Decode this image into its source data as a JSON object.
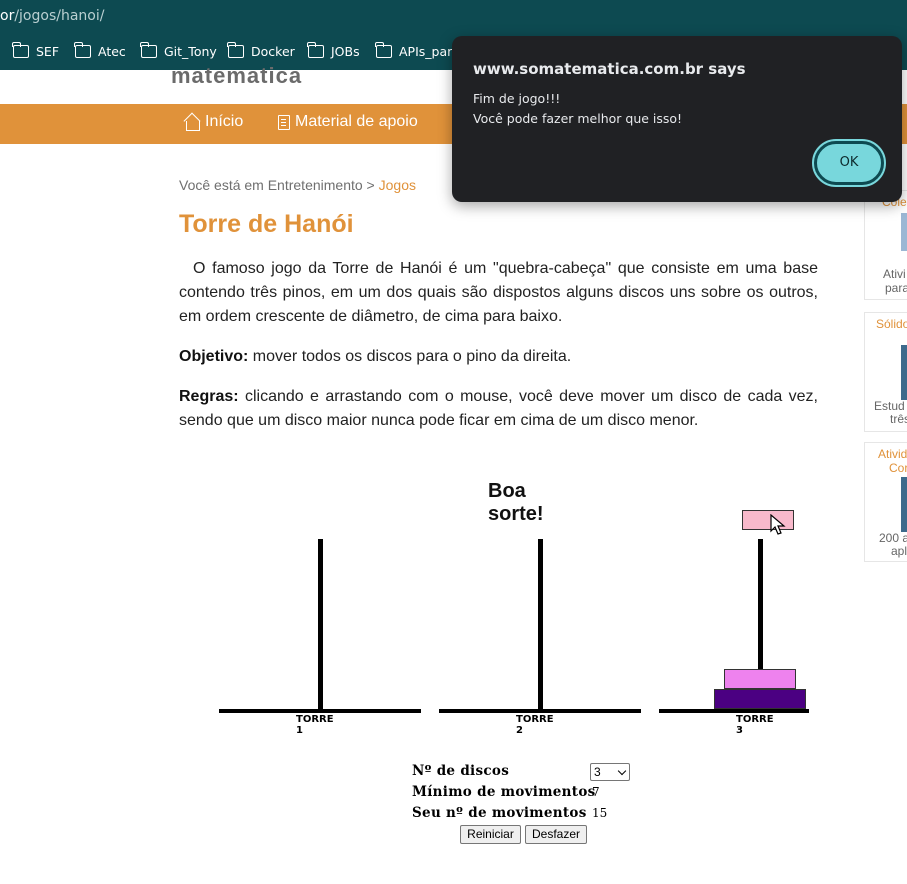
{
  "browser": {
    "url_host": "or",
    "url_path": "/jogos/hanoi/",
    "bookmarks": [
      {
        "label": "SEF"
      },
      {
        "label": "Atec"
      },
      {
        "label": "Git_Tony"
      },
      {
        "label": "Docker"
      },
      {
        "label": "JOBs"
      },
      {
        "label": "APIs_para"
      }
    ]
  },
  "site": {
    "logo_text": "matematica",
    "nav": [
      {
        "label": "Início"
      },
      {
        "label": "Material de apoio"
      }
    ]
  },
  "breadcrumb": {
    "prefix": "Você está em Entretenimento > ",
    "link": "Jogos"
  },
  "page": {
    "title": "Torre de Hanói",
    "intro": "O famoso jogo da Torre de Hanói é um \"quebra-cabeça\" que consiste em uma base contendo três pinos, em um dos quais são dispostos alguns discos uns sobre os outros, em ordem crescente de diâmetro, de cima para baixo.",
    "objective_label": "Objetivo:",
    "objective_text": " mover todos os discos para o pino da direita.",
    "rules_label": "Regras:",
    "rules_text": " clicando e arrastando com o mouse, você deve mover um disco de cada vez, sendo que um disco maior nunca pode ficar em cima de um disco menor."
  },
  "sidebar": [
    {
      "title": "Cole",
      "text1": "Ativi",
      "text2": "para"
    },
    {
      "title": "Sólido",
      "text1": "Estud",
      "text2": "três"
    },
    {
      "title": "Ativid",
      "title2": "Cor",
      "text1": "200 a",
      "text2": "apl"
    }
  ],
  "game": {
    "message": "Boa sorte!",
    "towers": [
      "TORRE 1",
      "TORRE 2",
      "TORRE 3"
    ],
    "disc_colors": [
      "#f8b9cb",
      "#ee82ee",
      "#4b0082"
    ],
    "num_discs_label": "Nº de discos",
    "num_discs_value": "3",
    "min_moves_label": "Mínimo de movimentos",
    "min_moves_value": "7",
    "your_moves_label": "Seu nº de movimentos",
    "your_moves_value": "15",
    "restart_label": "Reiniciar",
    "undo_label": "Desfazer"
  },
  "dialog": {
    "origin": "www.somatematica.com.br says",
    "line1": "Fim de jogo!!!",
    "line2": "Você pode fazer melhor que isso!",
    "ok_label": "OK"
  }
}
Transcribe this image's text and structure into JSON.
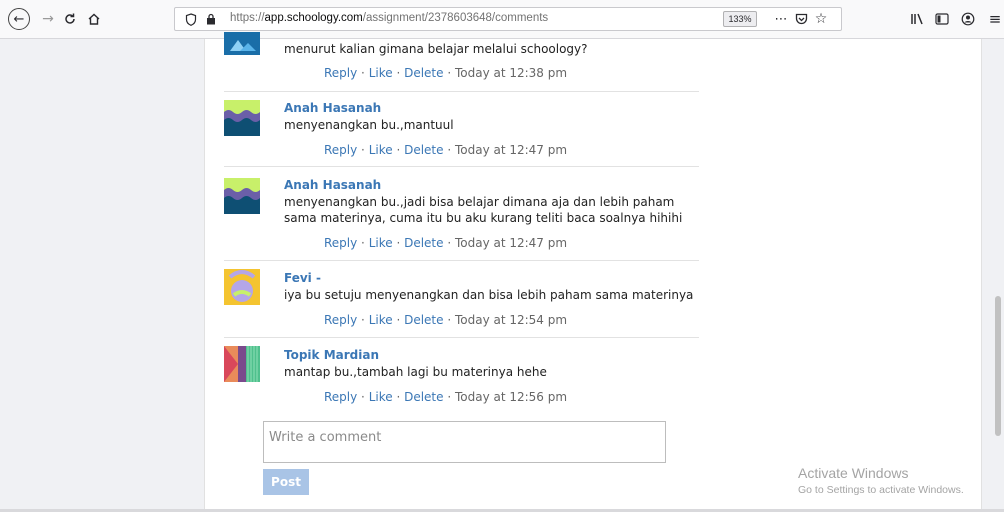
{
  "browser": {
    "url_prefix": "https://",
    "url_host": "app.schoology.com",
    "url_path": "/assignment/2378603648/comments",
    "zoom": "133%"
  },
  "icons": {
    "back": "back-arrow-icon",
    "forward": "forward-arrow-icon",
    "reload": "reload-icon",
    "home": "home-icon",
    "shield": "tracking-shield-icon",
    "lock": "lock-icon",
    "more": "more-icon",
    "pocket": "pocket-icon",
    "bookmark": "star-icon",
    "library": "library-icon",
    "sidebar": "sidebar-icon",
    "account": "account-icon",
    "menu": "menu-icon"
  },
  "actions": {
    "reply": "Reply",
    "like": "Like",
    "delete": "Delete",
    "sep": " · "
  },
  "comments": [
    {
      "name": "",
      "text": "menurut kalian gimana belajar melalui schoology?",
      "time": "Today at 12:38 pm"
    },
    {
      "name": "Anah Hasanah",
      "text": "menyenangkan bu.,mantuul",
      "time": "Today at 12:47 pm"
    },
    {
      "name": "Anah Hasanah",
      "text": "menyenangkan bu.,jadi bisa belajar dimana aja dan lebih paham sama materinya, cuma itu bu aku kurang teliti baca soalnya hihihi",
      "time": "Today at 12:47 pm"
    },
    {
      "name": "Fevi -",
      "text": "iya bu setuju menyenangkan dan bisa lebih paham sama materinya",
      "time": "Today at 12:54 pm"
    },
    {
      "name": "Topik Mardian",
      "text": "mantap bu.,tambah lagi bu materinya hehe",
      "time": "Today at 12:56 pm"
    }
  ],
  "compose": {
    "placeholder": "Write a comment",
    "post_label": "Post"
  },
  "watermark": {
    "title": "Activate Windows",
    "subtitle": "Go to Settings to activate Windows."
  },
  "colors": {
    "link": "#3b77b5",
    "post_button": "#a9c4e6"
  }
}
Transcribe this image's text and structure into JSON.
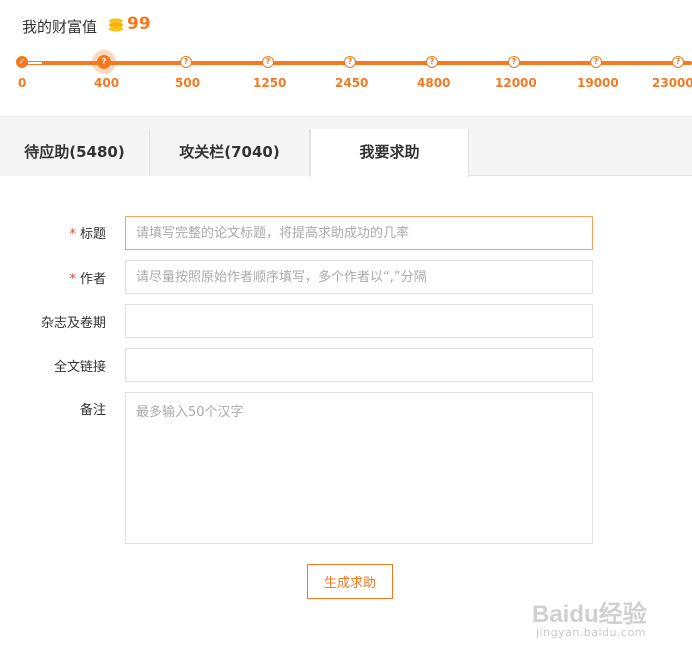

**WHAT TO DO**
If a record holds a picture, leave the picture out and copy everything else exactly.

**RESULT OF THE EXERCISE**
Decode this image into its source data as a JSON object.
{
  "browser": {
    "url_host": "or",
    "url_path": "/jogos/hanoi/",
    "bookmarks": [
      {
        "label": "SEF"
      },
      {
        "label": "Atec"
      },
      {
        "label": "Git_Tony"
      },
      {
        "label": "Docker"
      },
      {
        "label": "JOBs"
      },
      {
        "label": "APIs_para"
      }
    ]
  },
  "site": {
    "logo_text": "matematica",
    "nav": [
      {
        "label": "Início"
      },
      {
        "label": "Material de apoio"
      }
    ]
  },
  "breadcrumb": {
    "prefix": "Você está em Entretenimento > ",
    "link": "Jogos"
  },
  "page": {
    "title": "Torre de Hanói",
    "intro": "O famoso jogo da Torre de Hanói é um \"quebra-cabeça\" que consiste em uma base contendo três pinos, em um dos quais são dispostos alguns discos uns sobre os outros, em ordem crescente de diâmetro, de cima para baixo.",
    "objective_label": "Objetivo:",
    "objective_text": " mover todos os discos para o pino da direita.",
    "rules_label": "Regras:",
    "rules_text": " clicando e arrastando com o mouse, você deve mover um disco de cada vez, sendo que um disco maior nunca pode ficar em cima de um disco menor."
  },
  "sidebar": [
    {
      "title": "Cole",
      "text1": "Ativi",
      "text2": "para"
    },
    {
      "title": "Sólido",
      "text1": "Estud",
      "text2": "três"
    },
    {
      "title": "Ativid",
      "title2": "Cor",
      "text1": "200 a",
      "text2": "apl"
    }
  ],
  "game": {
    "message": "Boa sorte!",
    "towers": [
      "TORRE 1",
      "TORRE 2",
      "TORRE 3"
    ],
    "disc_colors": [
      "#f8b9cb",
      "#ee82ee",
      "#4b0082"
    ],
    "num_discs_label": "Nº de discos",
    "num_discs_value": "3",
    "min_moves_label": "Mínimo de movimentos",
    "min_moves_value": "7",
    "your_moves_label": "Seu nº de movimentos",
    "your_moves_value": "15",
    "restart_label": "Reiniciar",
    "undo_label": "Desfazer"
  },
  "dialog": {
    "origin": "www.somatematica.com.br says",
    "line1": "Fim de jogo!!!",
    "line2": "Você pode fazer melhor que isso!",
    "ok_label": "OK"
  }
}
Transcribe this image's text and structure into JSON.
{
  "browser": {
    "url_prefix": "https://",
    "url_host": "app.schoology.com",
    "url_path": "/assignment/2378603648/comments",
    "zoom": "133%"
  },
  "icons": {
    "back": "back-arrow-icon",
    "forward": "forward-arrow-icon",
    "reload": "reload-icon",
    "home": "home-icon",
    "shield": "tracking-shield-icon",
    "lock": "lock-icon",
    "more": "more-icon",
    "pocket": "pocket-icon",
    "bookmark": "star-icon",
    "library": "library-icon",
    "sidebar": "sidebar-icon",
    "account": "account-icon",
    "menu": "menu-icon"
  },
  "actions": {
    "reply": "Reply",
    "like": "Like",
    "delete": "Delete",
    "sep": " · "
  },
  "comments": [
    {
      "name": "",
      "text": "menurut kalian gimana belajar melalui schoology?",
      "time": "Today at 12:38 pm"
    },
    {
      "name": "Anah Hasanah",
      "text": "menyenangkan bu.,mantuul",
      "time": "Today at 12:47 pm"
    },
    {
      "name": "Anah Hasanah",
      "text": "menyenangkan bu.,jadi bisa belajar dimana aja dan lebih paham sama materinya, cuma itu bu aku kurang teliti baca soalnya hihihi",
      "time": "Today at 12:47 pm"
    },
    {
      "name": "Fevi -",
      "text": "iya bu setuju menyenangkan dan bisa lebih paham sama materinya",
      "time": "Today at 12:54 pm"
    },
    {
      "name": "Topik Mardian",
      "text": "mantap bu.,tambah lagi bu materinya hehe",
      "time": "Today at 12:56 pm"
    }
  ],
  "compose": {
    "placeholder": "Write a comment",
    "post_label": "Post"
  },
  "watermark": {
    "title": "Activate Windows",
    "subtitle": "Go to Settings to activate Windows."
  },
  "colors": {
    "link": "#3b77b5",
    "post_button": "#a9c4e6"
  }
}
Transcribe this image's text and structure into JSON.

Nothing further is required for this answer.